There are burgeoning tech industries such as genomics, mobile health, quantified self, bitcoin, 3D printing, MOOCs, and self driving cars that could dramatically lower costs and improve services that have bearing on many entitlement programs — but are caught in Washington’s crosshairs.

Coursera and Udacity set out to enable everyone the world to access the best professors. The State Department banned the export of their content.

23andMe set out to enable every person to map their genetic code. The FDA, has effectively shut them down.

My previous company, Outbox, set out to reduce wasted paper and transportation costs with an alternative to the US Postal Service. In an infamous meeting with the leadership team of USPS, we were told by the head of digital innovation: “Digital is a fad; it will only work in Europe.”

What used to be a benign incompetence — like Senator John McCain’s references to FaceSpace and MyBook — has turned into an active malevolence.

What do Burundi, Afghanistan, and Mongolia have in common? They are all rated by the World Bank as better places for starting a business than the U.S.. In fact, we rank a paltry #46.

This makes sense when we think about contrast between tech and government:

  • We set up websites and web applications with no permission, whereas you need pre-market review.
  • We have freedom of speech and marketing, whereas you have quiet periods and off-label marketing bans.
  • We drive early adoption, whereas you require licenses.

To summarize: If our motto is “move fast, break things,” yours might as well be: “If you move too fast, we break you.”

But there is a new strategy driving companies such as Uber, Airbnb, and my new company, Able.

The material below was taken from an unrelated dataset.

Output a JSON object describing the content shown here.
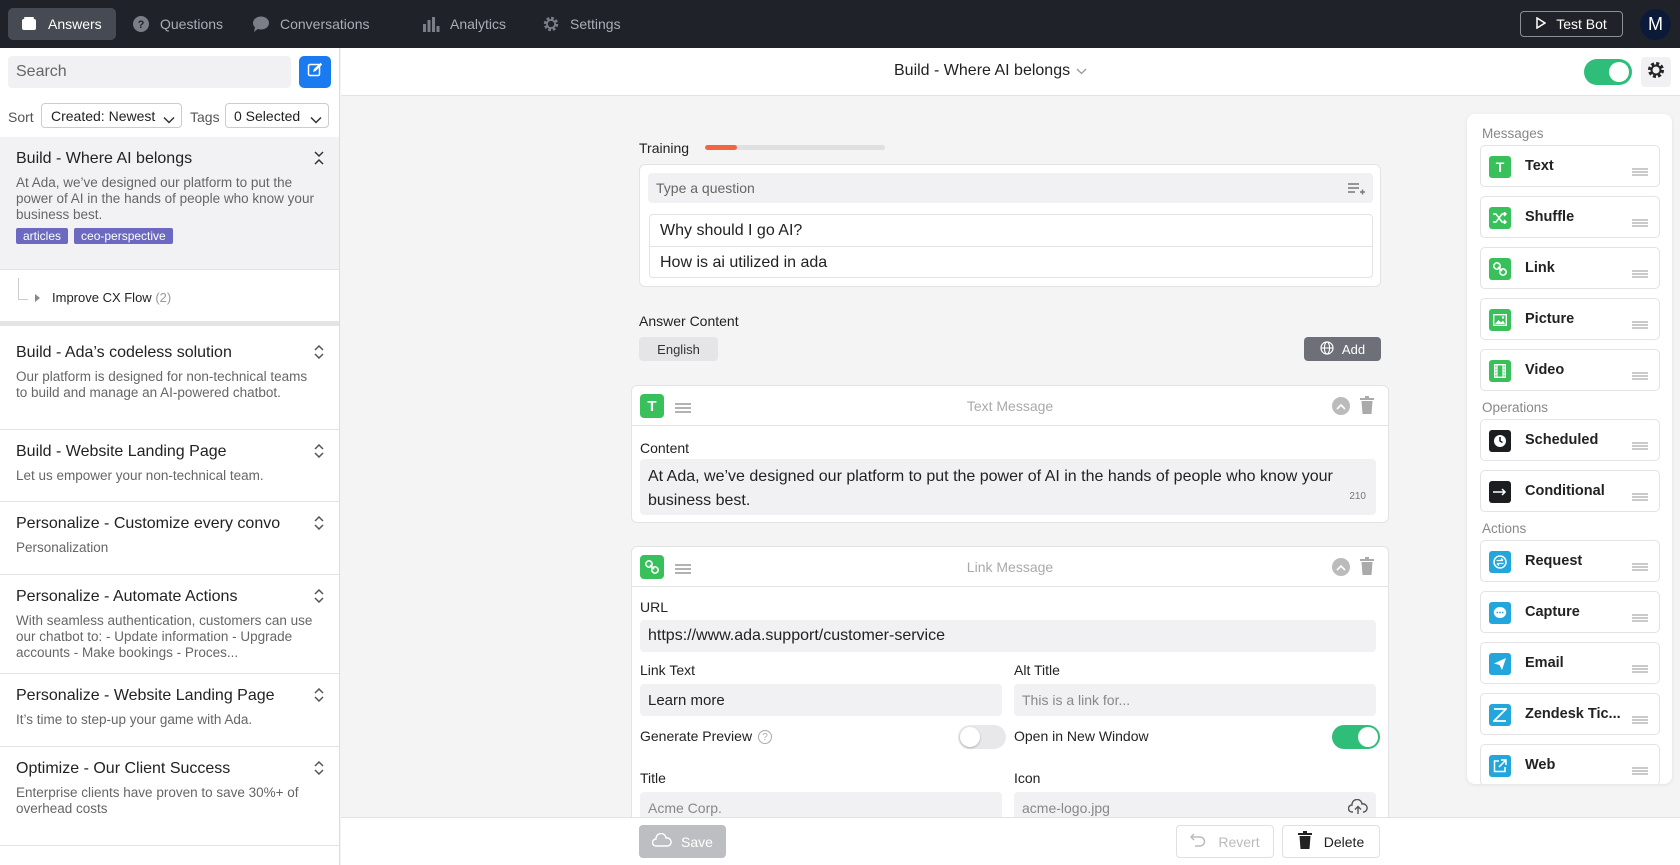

When we encounter broken systems, we use technology — and in particular mobile, geo-aware, and socially enabled capabilities — to organize people around a new, high-potential product.

In the case of my current company Able, Washington has tightened restrictions on banks so that they are much less likely to lend money to small businesses. Facing this, we built the world’s first collaborative lending platform so that the Fortune Five Million — those who create two thirds of all jobs and employ half of the workforce — can access the capital they deserve. Small businesses in 40 states can get funded today at http://www.ablelending.com.

The companies we support so often express the the spirit I have been describing to you.

A passion for outdoor adventure and love for helping people led Greg McEvily to create a Kammok, a premium outdoor gear brand, whose hammocks and sleeping bags equip and inspire thousands to be more active.

An undiagnosed illness led Kelly Love and Allison Evans on a quest to rid homes of toxic cleaning products. Branch Basics now has over 25,000 fans who get to clean free of toxic chemicals.

What grew from the aftermath post-Katrina New Orleans has become Michael McDaniel’s Reaction, inc. — whose modular emergency Exo housing system stacks like a set of coffee cups so it can be rapidly transported down any US interstate highway and light weight enough that four men can unload enough housing for 100 people in one hour.

These millennial entrepreneurs seek to transform the world they live in through a for profit company that delights its customers, honors its employees and suppliers, and returns a profit to its investors.

In advance of this hearing we asked our community what they thought you should do. I’ve included those statements in the full testimony and wanted to share that of business owner Joseph Malchow especially.

Joe told us:

Americans are learning, every day, that when government regulates people, prices, and technology, the people lose. What’s the price of regulation? Take the cost and convenience of an Uber ride, and subtract it from the cost and inconvenience of a taxi ride. The American people feel the benefits of the idea of creative destruction every day. And they love it. Silicon Valley is turning shadowy regulated industries into genuine marketplaces. It’s high time rulemakers got on board.

Once Washington gets on board, it is our hope that you move a little faster,
break a few more things, and let us do the same.

 

You can read the full testimony here